|Measurement interval time:||1 sec|
Fig. 2: Screenshot of the settings window from the FLUOstar OPTIMA multimode reader for the HitHunter™ cAMP HS assay
The HitHunter™ cAMP HS assay from DiscoveRx was used in 96-well format, and data from standard and agonist curves were obtained from the FLUOstar OPTIMA (BMG LABTECH) in luminescence mode.
Reagents were added according to the manufacturer’s protocol, and chemiluminescence was read 4 hours after the addition of the last reagent.
Data was evaluated using Microsoft Excel™ in conjunction with the FLUOstar OPTIMA Excel™ evaluation package and the software package GraphPad Prism.

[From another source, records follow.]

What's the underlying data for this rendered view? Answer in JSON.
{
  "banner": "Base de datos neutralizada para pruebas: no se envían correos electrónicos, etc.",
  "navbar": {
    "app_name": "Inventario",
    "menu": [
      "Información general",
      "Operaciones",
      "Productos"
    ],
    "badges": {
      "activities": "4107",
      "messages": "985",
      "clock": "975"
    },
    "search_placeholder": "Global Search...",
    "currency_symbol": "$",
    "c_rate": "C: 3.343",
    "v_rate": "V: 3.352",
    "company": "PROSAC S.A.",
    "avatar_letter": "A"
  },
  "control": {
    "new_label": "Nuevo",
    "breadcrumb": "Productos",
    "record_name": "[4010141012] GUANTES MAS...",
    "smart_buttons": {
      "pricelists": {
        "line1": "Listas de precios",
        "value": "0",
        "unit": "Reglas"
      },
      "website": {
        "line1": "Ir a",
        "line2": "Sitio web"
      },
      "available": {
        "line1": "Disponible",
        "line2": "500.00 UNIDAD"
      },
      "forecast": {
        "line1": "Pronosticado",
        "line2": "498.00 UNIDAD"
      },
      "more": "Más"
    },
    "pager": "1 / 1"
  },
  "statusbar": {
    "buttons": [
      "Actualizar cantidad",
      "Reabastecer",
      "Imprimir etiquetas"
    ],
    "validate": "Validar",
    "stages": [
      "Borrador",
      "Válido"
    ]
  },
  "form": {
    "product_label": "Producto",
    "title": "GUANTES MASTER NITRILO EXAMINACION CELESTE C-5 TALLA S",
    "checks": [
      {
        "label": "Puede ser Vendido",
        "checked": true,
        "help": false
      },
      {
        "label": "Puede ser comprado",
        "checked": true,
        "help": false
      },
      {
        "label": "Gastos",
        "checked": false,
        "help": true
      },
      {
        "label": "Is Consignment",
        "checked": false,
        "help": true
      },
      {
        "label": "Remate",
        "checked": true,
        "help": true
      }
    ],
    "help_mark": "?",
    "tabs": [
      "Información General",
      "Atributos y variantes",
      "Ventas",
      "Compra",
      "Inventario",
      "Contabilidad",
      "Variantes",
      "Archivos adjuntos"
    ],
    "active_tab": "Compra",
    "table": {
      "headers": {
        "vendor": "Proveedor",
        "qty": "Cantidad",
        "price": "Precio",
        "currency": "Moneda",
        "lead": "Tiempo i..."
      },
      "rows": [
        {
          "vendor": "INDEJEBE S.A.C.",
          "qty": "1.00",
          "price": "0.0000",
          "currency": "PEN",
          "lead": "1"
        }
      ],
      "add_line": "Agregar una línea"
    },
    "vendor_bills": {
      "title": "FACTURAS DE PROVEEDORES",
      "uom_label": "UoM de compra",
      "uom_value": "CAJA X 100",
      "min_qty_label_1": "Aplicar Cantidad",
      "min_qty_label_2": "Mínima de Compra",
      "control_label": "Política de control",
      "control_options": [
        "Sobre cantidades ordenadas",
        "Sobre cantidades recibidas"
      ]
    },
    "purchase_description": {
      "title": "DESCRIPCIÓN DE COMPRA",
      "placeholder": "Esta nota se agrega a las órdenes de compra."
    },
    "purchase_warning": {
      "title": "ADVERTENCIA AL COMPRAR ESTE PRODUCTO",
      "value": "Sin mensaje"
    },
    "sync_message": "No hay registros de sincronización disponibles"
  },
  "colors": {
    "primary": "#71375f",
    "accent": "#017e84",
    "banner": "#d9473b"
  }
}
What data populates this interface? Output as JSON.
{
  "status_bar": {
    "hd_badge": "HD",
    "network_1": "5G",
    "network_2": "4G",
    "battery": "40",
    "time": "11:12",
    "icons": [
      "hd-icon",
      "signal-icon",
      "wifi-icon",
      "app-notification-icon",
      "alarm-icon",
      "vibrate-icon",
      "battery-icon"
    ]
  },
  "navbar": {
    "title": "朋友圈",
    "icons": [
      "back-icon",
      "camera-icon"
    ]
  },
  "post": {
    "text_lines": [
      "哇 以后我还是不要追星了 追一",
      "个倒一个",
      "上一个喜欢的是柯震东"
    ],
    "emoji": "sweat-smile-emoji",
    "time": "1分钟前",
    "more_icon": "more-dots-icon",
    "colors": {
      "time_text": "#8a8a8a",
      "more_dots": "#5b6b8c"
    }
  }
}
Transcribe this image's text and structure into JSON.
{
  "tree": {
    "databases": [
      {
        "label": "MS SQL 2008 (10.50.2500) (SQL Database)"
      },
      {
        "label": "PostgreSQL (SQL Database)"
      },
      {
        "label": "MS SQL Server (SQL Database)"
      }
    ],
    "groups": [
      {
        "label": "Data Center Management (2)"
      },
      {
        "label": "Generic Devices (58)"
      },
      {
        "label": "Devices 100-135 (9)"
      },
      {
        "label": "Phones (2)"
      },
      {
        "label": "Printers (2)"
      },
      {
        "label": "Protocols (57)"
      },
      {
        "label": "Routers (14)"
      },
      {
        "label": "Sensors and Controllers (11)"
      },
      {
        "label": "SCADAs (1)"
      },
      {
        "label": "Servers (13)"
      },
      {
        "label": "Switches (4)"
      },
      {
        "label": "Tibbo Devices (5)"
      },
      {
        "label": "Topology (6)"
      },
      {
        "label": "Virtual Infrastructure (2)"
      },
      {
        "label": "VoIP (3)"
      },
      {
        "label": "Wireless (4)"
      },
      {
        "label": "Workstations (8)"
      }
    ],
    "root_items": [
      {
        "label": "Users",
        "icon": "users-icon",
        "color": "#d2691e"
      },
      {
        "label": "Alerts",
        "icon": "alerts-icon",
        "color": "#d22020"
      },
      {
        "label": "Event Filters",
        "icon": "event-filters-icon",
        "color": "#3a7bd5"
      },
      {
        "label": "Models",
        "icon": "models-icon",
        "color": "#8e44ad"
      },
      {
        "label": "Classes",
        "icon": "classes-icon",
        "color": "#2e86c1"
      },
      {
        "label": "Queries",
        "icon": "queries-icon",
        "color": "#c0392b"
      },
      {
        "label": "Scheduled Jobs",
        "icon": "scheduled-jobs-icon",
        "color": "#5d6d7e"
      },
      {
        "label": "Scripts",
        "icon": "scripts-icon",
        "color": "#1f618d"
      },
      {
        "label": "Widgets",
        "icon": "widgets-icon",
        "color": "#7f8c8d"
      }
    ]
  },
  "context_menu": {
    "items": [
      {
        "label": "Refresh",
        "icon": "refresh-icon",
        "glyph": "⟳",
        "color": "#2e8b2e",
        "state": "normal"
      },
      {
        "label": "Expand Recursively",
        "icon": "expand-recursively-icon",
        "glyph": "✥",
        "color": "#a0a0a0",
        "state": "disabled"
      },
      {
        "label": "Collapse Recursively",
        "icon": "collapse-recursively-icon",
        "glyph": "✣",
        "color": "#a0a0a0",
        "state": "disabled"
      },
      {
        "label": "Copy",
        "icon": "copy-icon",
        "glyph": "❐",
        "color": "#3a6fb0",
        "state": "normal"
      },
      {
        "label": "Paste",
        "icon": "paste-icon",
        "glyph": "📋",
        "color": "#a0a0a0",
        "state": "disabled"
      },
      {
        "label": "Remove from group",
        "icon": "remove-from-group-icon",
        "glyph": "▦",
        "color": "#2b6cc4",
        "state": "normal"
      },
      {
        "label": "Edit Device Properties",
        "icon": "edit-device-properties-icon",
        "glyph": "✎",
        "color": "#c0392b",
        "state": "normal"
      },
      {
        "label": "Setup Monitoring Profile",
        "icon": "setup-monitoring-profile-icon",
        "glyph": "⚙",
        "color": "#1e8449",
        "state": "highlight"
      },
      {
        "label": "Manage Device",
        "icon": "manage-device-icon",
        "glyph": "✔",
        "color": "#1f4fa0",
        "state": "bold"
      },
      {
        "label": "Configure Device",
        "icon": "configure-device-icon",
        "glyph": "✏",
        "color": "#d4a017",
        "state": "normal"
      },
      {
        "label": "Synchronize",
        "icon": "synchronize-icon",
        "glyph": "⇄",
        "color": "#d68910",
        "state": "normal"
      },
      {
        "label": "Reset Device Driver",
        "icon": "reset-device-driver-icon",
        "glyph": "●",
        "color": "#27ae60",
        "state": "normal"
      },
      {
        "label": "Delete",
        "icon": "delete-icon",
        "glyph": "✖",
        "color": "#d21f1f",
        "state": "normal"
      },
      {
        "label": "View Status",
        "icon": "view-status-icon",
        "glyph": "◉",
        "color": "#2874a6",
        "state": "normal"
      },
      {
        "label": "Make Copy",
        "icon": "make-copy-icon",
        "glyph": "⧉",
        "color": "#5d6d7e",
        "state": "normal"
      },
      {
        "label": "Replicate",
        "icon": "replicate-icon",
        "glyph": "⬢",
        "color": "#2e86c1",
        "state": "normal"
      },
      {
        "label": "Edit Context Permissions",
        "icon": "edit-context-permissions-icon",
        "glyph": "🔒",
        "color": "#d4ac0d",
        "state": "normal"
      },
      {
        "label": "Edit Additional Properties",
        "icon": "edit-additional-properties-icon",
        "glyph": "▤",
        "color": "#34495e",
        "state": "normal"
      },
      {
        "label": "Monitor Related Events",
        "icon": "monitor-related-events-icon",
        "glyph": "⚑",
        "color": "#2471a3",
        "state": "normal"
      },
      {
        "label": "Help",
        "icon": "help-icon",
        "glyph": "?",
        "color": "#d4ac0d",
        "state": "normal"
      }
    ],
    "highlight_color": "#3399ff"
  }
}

Fig. 3: cAMP standard curve for the HitHunter™ cAMP HS assay (standards were measured in triplicate)
Fig. 3 illustrates the cAMP standard curve obtained using luminescence detection in a 96-well format. The curve shows a dose-dependent increase with a good signal-to-background noise (S/B) value of 11.
Dose-response curves for the selective A2A receptor agonist CGS21680 either alone or in the presence of the A2A receptor selective antagonist ZM241385 were generated (Fig. 4).
Fig. 4: Dose-response curves for CGS21680 in the presence or absence of ZM241385. pEC50 values were calculated, using GraphPad Prism software, from three individual experiments, each performed in triplicate.
A rightward shift of the agonist dose-response curve, and a decrease in the maximal response, was observed in the presence of 10-7M ZM241385. This shows that ZM241385 non-competitively antagonised (by 4- to 5-fold) the agonist-induced increase in intracellular cAMP levels.
The HitHunter™ cAMP HS assay is particularly suitable for detecting small changes in cAMP levels such as those seen in, for example, the rat PC12 phaeochromocytoma cell-line, which endogenously expresses GPCRs.
Both agonist and antagonist data can be generated, using the HitHunter™ cAMP HS assay, in conjunction with the FLUOstar OPTIMA microplate reader.
The FLUOstar OPTIMA, which can also be used for absorbance and fluorescence detection, was used here in luminescence mode. It offers user-friendly software for both protocol set up and data analysis. It is very amenable for use in an academic environment (e.g. 96-well format) but can also be employed in all formats up to 1536-well plates for HTS of library compounds.
The views expressed herein are those of the authors and do not necessarily represent those of Nottingham Trent University.
First published in Intl. Labmate (2006) Vol. XXXI, Is. VI.